Press Release – Public Service Association
The Public Service Association is urging the government to rethink its privatisation agenda for prisons in light of today’s announcement on prison closures. Prison closures prove private prisons not needed
The Public Service Association is urging the government to rethink its privatisation agenda for prisons in light of today’s announcement on prison closures.
The Department of Corrections has announced that New Plymouth and Wellington Prisons will close entirely while parts of Waikeria, Tongariro, Arohata and Rolleston will also be shut down.
The PSA says while the closures were expected and the prison system does need modernising and upgrading, it’s important to remember that many staff will be affected.

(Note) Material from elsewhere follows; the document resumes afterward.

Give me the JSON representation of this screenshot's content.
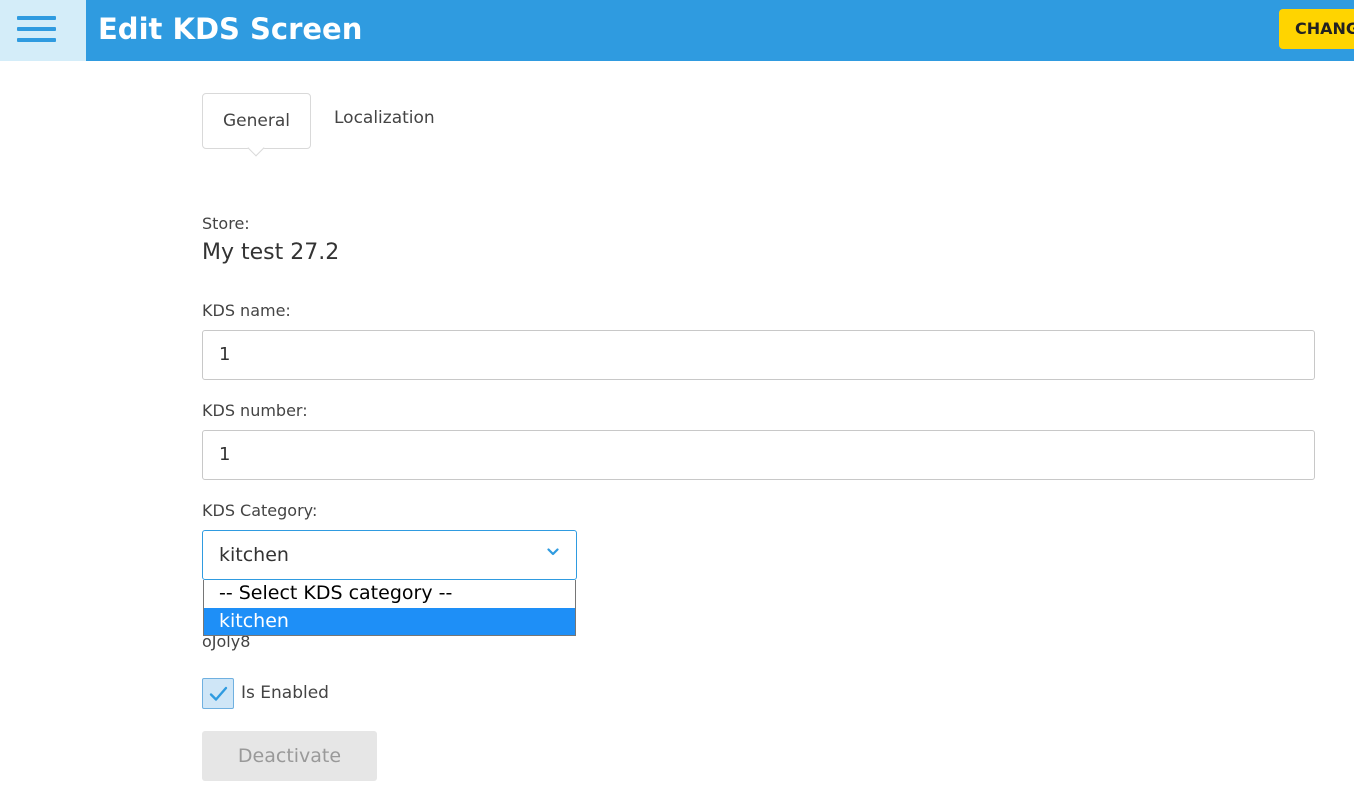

“Change processes are always difficult and while staff are being offered the opportunity to transfer, in an area like New Plymouth that will be difficult given there is no other prison in the region to move to. The prison closure there will impact greatly on staff and their families, as well as the local community,” says PSA National Secretary Richard Wagstaff.
“We would hope this will be the last major shakeup of the country’s prison service but are concerned that the government has a clear agenda for trying to lessen the role of the public sector in favour of private providers.”
“The government is pushing ahead with building a private prison at Wiri which is completely unnecessary. Crime rates are down, and there is much lower prison muster forecast. There is plenty of capacity in the public system and the last thing we need is a new 960 bed privately built and run prison,” he says.
“If Wiri opens we could see more and more offenders being put in private prisons even though there is capacity in the public system, because the government won’t want to pay to have half-full prisons run by contractors.”
Already there have been several failures at Mt Eden Prison which is run by Serco, the same company which will run the Wiri Prison. Those failures have been around prisoner management plans and the escape or wrongful release of prisoners.
Richard Wagstaff says “we have a restructured and robust public prison system which has spare capacity. The government needs to have confidence in that rather than trying to flog off prison management to profit making private companies.”